The recent decision by the U.S. Department of Transportation to award a $40 million smart cities design grant to Columbus, Ohio, was based in part on the city’s plan to increase connections between neighborhoods that are poorly served by public transportation.
The city’s development plan, centered on the community of Linden, will involve the creation of a smartphone app and additional ways to access funds for ride-sharing and bus fares. The plan was designed to help people without access to traditional sources of credit better address their health concerns, especially pre-natal health.
The community of Linden, with high rates of infant mortality, is intended to be a test bed to see if improved grant funding can help improve access to health care through alternate transportation options.
Ride-sharing services, such as Uber and Lyft are seen by several cities as part of the solution to transportation infrastructure woes rather than just as a source of disruption to the taxi industry.
In Altamonte Springs, Florida, the city is offering direct subsidies for ride-sharing services that end at light rail stations as a way of cutting down on traffic congestion and increasing access to public transportation systems.
A recent American Public Transportation Association report on the relationship of ride to transit affirmed that ride-sharing increased the use of public transportation.
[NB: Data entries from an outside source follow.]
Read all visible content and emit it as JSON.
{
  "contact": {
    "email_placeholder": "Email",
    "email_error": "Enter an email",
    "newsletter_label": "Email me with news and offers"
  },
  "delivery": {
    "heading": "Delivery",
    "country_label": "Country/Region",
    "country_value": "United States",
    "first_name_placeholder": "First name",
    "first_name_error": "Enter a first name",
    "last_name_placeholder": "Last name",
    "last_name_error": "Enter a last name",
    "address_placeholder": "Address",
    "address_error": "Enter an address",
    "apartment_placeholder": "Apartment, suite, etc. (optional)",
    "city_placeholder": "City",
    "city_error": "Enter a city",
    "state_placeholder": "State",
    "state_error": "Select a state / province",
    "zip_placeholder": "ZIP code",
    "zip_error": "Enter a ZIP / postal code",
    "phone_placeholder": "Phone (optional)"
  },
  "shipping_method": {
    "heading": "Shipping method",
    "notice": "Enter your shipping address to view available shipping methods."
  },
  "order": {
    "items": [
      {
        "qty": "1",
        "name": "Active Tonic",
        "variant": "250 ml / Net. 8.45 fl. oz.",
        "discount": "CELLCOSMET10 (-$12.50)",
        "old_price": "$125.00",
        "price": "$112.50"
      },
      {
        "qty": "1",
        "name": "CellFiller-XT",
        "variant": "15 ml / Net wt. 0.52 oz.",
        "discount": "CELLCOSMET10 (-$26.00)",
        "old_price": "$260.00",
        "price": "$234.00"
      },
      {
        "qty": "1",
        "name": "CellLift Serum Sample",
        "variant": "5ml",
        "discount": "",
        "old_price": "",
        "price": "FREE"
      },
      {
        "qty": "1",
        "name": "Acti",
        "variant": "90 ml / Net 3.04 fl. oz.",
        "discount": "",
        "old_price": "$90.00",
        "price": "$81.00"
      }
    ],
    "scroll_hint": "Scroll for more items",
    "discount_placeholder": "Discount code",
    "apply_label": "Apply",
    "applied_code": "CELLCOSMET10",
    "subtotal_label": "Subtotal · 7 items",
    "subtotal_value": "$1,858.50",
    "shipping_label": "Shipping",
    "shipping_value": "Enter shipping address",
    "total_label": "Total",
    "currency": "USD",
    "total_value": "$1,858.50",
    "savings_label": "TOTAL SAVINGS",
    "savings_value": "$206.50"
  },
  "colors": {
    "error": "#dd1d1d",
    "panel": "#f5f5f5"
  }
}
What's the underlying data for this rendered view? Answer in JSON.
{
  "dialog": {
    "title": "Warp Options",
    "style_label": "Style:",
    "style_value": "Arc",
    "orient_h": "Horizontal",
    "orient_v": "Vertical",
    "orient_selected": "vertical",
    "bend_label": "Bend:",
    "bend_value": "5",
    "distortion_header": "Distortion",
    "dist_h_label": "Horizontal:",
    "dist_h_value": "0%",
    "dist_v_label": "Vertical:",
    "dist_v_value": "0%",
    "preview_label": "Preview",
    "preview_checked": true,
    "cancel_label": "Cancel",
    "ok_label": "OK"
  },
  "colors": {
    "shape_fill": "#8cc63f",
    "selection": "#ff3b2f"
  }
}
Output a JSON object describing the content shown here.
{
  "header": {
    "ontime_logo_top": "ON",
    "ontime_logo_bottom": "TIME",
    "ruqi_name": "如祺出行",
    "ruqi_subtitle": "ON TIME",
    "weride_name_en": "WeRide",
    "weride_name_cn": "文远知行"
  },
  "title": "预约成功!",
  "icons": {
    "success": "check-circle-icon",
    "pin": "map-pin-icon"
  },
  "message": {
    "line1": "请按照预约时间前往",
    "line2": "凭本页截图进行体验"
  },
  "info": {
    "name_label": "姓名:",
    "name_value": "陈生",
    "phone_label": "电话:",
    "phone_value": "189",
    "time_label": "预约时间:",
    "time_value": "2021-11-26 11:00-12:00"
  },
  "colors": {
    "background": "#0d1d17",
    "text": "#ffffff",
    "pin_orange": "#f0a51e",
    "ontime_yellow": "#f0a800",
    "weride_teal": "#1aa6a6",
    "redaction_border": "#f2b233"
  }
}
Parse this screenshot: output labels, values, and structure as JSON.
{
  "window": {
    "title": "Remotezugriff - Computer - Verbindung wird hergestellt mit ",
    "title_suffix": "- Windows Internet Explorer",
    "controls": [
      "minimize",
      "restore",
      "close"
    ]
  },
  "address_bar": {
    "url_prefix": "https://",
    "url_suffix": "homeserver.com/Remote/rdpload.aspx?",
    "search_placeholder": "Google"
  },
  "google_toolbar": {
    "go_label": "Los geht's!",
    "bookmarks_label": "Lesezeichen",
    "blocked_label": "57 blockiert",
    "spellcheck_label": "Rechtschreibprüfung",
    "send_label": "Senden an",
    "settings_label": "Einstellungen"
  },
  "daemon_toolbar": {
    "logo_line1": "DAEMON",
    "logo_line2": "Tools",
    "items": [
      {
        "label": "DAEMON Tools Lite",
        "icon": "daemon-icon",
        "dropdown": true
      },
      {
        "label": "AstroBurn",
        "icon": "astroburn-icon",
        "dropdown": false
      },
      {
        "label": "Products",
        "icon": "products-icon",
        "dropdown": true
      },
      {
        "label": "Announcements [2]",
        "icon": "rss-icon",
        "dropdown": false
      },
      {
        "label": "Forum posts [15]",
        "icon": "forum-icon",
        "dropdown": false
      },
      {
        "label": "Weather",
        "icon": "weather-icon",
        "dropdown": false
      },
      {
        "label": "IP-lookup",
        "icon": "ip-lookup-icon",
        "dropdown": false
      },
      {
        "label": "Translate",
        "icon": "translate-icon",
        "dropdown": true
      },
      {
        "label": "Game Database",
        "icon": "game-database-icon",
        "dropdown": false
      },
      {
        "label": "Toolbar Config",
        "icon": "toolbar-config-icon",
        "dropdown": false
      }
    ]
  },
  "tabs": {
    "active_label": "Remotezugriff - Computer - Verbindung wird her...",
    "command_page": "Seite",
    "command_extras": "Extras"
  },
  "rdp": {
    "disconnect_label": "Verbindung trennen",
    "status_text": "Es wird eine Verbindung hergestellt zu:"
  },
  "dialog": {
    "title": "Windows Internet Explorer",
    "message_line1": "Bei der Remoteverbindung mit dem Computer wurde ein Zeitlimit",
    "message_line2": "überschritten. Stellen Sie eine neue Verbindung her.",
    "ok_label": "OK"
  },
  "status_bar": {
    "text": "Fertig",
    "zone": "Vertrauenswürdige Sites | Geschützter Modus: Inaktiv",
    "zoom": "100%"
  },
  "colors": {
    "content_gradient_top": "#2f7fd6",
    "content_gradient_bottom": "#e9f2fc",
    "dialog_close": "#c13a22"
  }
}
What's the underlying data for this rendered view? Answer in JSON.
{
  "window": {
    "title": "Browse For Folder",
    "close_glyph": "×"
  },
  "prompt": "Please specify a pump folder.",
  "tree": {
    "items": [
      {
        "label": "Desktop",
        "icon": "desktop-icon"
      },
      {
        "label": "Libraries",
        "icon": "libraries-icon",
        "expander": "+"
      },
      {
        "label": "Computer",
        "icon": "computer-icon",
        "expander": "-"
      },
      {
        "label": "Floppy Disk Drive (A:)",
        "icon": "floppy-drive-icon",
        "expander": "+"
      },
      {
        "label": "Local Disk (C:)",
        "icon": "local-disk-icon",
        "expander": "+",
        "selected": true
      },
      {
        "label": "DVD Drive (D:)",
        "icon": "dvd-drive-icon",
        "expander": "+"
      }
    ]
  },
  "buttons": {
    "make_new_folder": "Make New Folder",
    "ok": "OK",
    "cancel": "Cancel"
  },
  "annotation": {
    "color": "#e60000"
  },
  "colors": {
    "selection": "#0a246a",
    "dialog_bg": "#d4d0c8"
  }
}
The integration of ride-sharing services into municipal funding decisions holds the potential to be a low-cost way of boosting transportation investment and promoting regional integration.
While the notion of autonomous vehicles — without drivers — being used to ferry commuters to their destinations via smartphone app remains science fiction, reorienting mass transit systems toward traditionally underserved areas and populations could help both reduce car traffic and increase the quality of services available to all citizens. Boosting the overall use of mass transit systems was essential to the city of Columbus’s winning plan for what it intends to accomplish with the grant funding.
Ensuring that residential communities have access to both public transportation and the jobs that they need to afford housing costs could improve access to sustainable transportation and help communities achieve better regional integration.
About the Author
Jeff Bates is APA's state government affairs associate.
Top image: View from the back seat of a rideshare. Photo by Flickr user Jason Tester Guerrilla Futures (CC BY-ND 2.0).